Brazil“Made significantly in 1984, and in parallel with the Michael Radford film of George Orwell’s eponymous novel, Brazil is set “somewhere in the twentieth century,” in an imaginary but credible oppressive state that combines the worst features of 1940s British bureaucracy, 1950s American paranoia, Stalinist or fascist totalitarianism, and the ills of the 1980s (such as an obsession with plastic surgery).” (Kim Newman, 712-713, 1001 Movies You Must See Before You Die) So it is very much a backward looking film despite being set in the future – a common theme in dystopian narratives. The color palette reflects the dystopic nature of the film with everything being very washed out, uniform and grey with the exception of Sam’s mother, Ida, and her friends lifestyle which is the complete opposite and embraces all of the technicolor excess of the 1980s.

“Whereas Orwell’s Airstrip one is built on an impossibly and horribly effective system of state surveillance, the worst aspect of Gilliam’s invented dystopia is that it doesn’t even work.
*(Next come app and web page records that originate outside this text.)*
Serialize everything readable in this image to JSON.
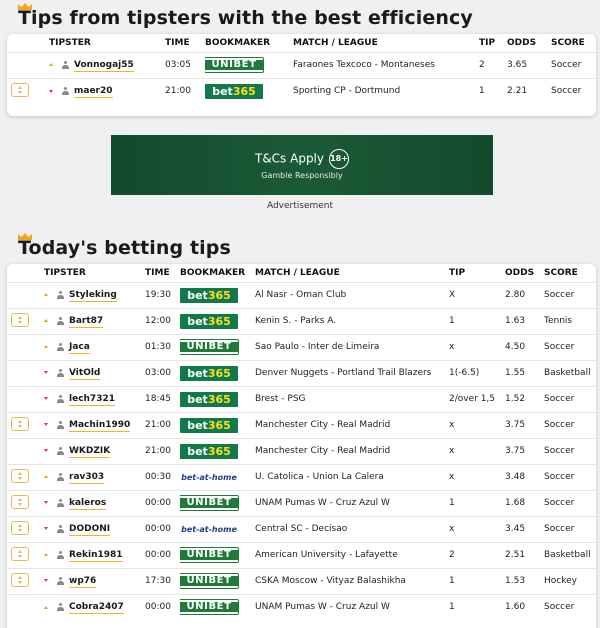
{
  "section1": {
    "title": "Tips from tipsters with the best efficiency",
    "headers": [
      "TIPSTER",
      "TIME",
      "BOOKMAKER",
      "MATCH / LEAGUE",
      "TIP",
      "ODDS",
      "SCORE"
    ],
    "rows": [
      {
        "has_btn": false,
        "trend": "up",
        "tipster": "Vonnogaj55",
        "time": "03:05",
        "bookmaker": "unibet",
        "match": "Faraones Texcoco - Montaneses",
        "tip": "2",
        "odds": "3.65",
        "score": "Soccer"
      },
      {
        "has_btn": true,
        "trend": "down",
        "tipster": "maer20",
        "time": "21:00",
        "bookmaker": "bet365",
        "match": "Sporting CP - Dortmund",
        "tip": "1",
        "odds": "2.21",
        "score": "Soccer"
      }
    ]
  },
  "ad": {
    "line1": "T&Cs Apply",
    "age": "18+",
    "line2": "Gamble Responsibly",
    "caption": "Advertisement"
  },
  "section2": {
    "title": "Today's betting tips",
    "headers": [
      "TIPSTER",
      "TIME",
      "BOOKMAKER",
      "MATCH / LEAGUE",
      "TIP",
      "ODDS",
      "SCORE"
    ],
    "rows": [
      {
        "has_btn": false,
        "trend": "up",
        "tipster": "Styleking",
        "time": "19:30",
        "bookmaker": "bet365",
        "match": "Al Nasr - Oman Club",
        "tip": "X",
        "odds": "2.80",
        "score": "Soccer"
      },
      {
        "has_btn": true,
        "trend": "up",
        "tipster": "Bart87",
        "time": "12:00",
        "bookmaker": "bet365",
        "match": "Kenin S. - Parks A.",
        "tip": "1",
        "odds": "1.63",
        "score": "Tennis"
      },
      {
        "has_btn": false,
        "trend": "up",
        "tipster": "Jaca",
        "time": "01:30",
        "bookmaker": "unibet",
        "match": "Sao Paulo - Inter de Limeira",
        "tip": "x",
        "odds": "4.50",
        "score": "Soccer"
      },
      {
        "has_btn": false,
        "trend": "down",
        "tipster": "VitOld",
        "time": "03:00",
        "bookmaker": "bet365",
        "match": "Denver Nuggets - Portland Trail Blazers",
        "tip": "1(-6.5)",
        "odds": "1.55",
        "score": "Basketball"
      },
      {
        "has_btn": false,
        "trend": "down",
        "tipster": "lech7321",
        "time": "18:45",
        "bookmaker": "bet365",
        "match": "Brest - PSG",
        "tip": "2/over 1,5",
        "odds": "1.52",
        "score": "Soccer"
      },
      {
        "has_btn": true,
        "trend": "down",
        "tipster": "Machin1990",
        "time": "21:00",
        "bookmaker": "bet365",
        "match": "Manchester City - Real Madrid",
        "tip": "x",
        "odds": "3.75",
        "score": "Soccer"
      },
      {
        "has_btn": false,
        "trend": "down",
        "tipster": "WKDZIK",
        "time": "21:00",
        "bookmaker": "bet365",
        "match": "Manchester City - Real Madrid",
        "tip": "x",
        "odds": "3.75",
        "score": "Soccer"
      },
      {
        "has_btn": true,
        "trend": "up",
        "tipster": "rav303",
        "time": "00:30",
        "bookmaker": "bet-at-home",
        "match": "U. Catolica - Union La Calera",
        "tip": "x",
        "odds": "3.48",
        "score": "Soccer"
      },
      {
        "has_btn": true,
        "trend": "down",
        "tipster": "kaleros",
        "time": "00:00",
        "bookmaker": "unibet",
        "match": "UNAM Pumas W - Cruz Azul W",
        "tip": "1",
        "odds": "1.68",
        "score": "Soccer"
      },
      {
        "has_btn": true,
        "trend": "down",
        "tipster": "DODONI",
        "time": "00:00",
        "bookmaker": "bet-at-home",
        "match": "Central SC - Decisao",
        "tip": "x",
        "odds": "3.45",
        "score": "Soccer"
      },
      {
        "has_btn": true,
        "trend": "up",
        "tipster": "Rekin1981",
        "time": "00:00",
        "bookmaker": "unibet",
        "match": "American University - Lafayette",
        "tip": "2",
        "odds": "2.51",
        "score": "Basketball"
      },
      {
        "has_btn": true,
        "trend": "down",
        "tipster": "wp76",
        "time": "17:30",
        "bookmaker": "unibet",
        "match": "CSKA Moscow - Vityaz Balashikha",
        "tip": "1",
        "odds": "1.53",
        "score": "Hockey"
      },
      {
        "has_btn": false,
        "trend": "up",
        "tipster": "Cobra2407",
        "time": "00:00",
        "bookmaker": "unibet",
        "match": "UNAM Pumas W - Cruz Azul W",
        "tip": "1",
        "odds": "1.60",
        "score": "Soccer"
      }
    ]
  },
  "bookmakers": {
    "unibet": "UNIBET",
    "bet365_a": "bet",
    "bet365_b": "365",
    "bet-at-home": "bet-at-home"
  },
  "colors": {
    "accent": "#f0b429",
    "up": "#e8a21a",
    "down": "#d9304b",
    "bet365": "#127a4a",
    "unibet": "#1f7a3a",
    "ad_bg": "#124b2c"
  }
}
The plot is kicked off by a farcical mistake as a squashed bug falls into a printer so that an arrest warrant intended for terrorist heating engineer Tuttle (Robert De Niro) is applied to an innocent Mr Buttle (Brian Miller), and the grimly utilitarian city is falling apart even without the possibly state-sponsored terrorist bombs that periodically wreak appalling carnage.” (712-713) The cast is made up of numerous notable actors with Robert De Niro, Ian Holm, Bob Hoskins, Jim Broadbent, Michael Palin (a Monty Python alum) and Jonathan Pryce as the protagonist, Sam Lowry.

Brazil Sam Lowry Jonathan Pryce“Sam enjoys romantic flights of imagination (scored with the Latin-flavored title tune) in which he is an angelic superhero knight facing up to Gilliamesque creations […] in order to rescue a dream girl (Kim Greist), one whose waking-life doppelgänger is a truck driver intent on shaking things up to redress the wrongs done to the Buttle and his family.” (712-713) There seems to be a recurring theme in Gilliam’s work – one where a dream or a fantasy world exists side by side with reality (like in The Brothers Grimm, 2005, The Imaginarium of Doctor Parnassus, 2009, and to some extent Fear and Loathing In Las Vegas, 1998) And Brazil certainly fits into that theme. The main thrust of Brazil is Sam’s increasingly frantic attempts to escape the grey drudgery of normality for the brightly colored dream world and his dream girl. Sounds simple enough although along the way these two worlds have a habit of merging resulting in the fantastical, if creepy, elements transporting themselves into the mediocre paperwork obsessed world Sam currently inhabits.

Brazil Ida Lowry Jim Broadbent“The gruesome black humor and bizarre visuals (embodied by Katherine Helmond as a surgery obsessed matron with a succession of shoe-shaped hats) exist alongside a credible – and horribly fact-based – depiction of a regime that charges its victims for the electricity and labor that goes into their own torture, as represented by the family man specialist from “Information Retrieval” (Michael Palin) and the desperate, middle-management paper-shuffler (Ian Holm).” (712-713)

Apologies for such a mediocre review but I really struggled with this one. Hopefully it won’t put any of you off watching Brazil if you haven’t seen it before because it really is a film worth watching. I would suggest going into it with an open mind and just letting the film take you where it will. It’s an unusual one but then would you expect anything less of Terry Gilliam?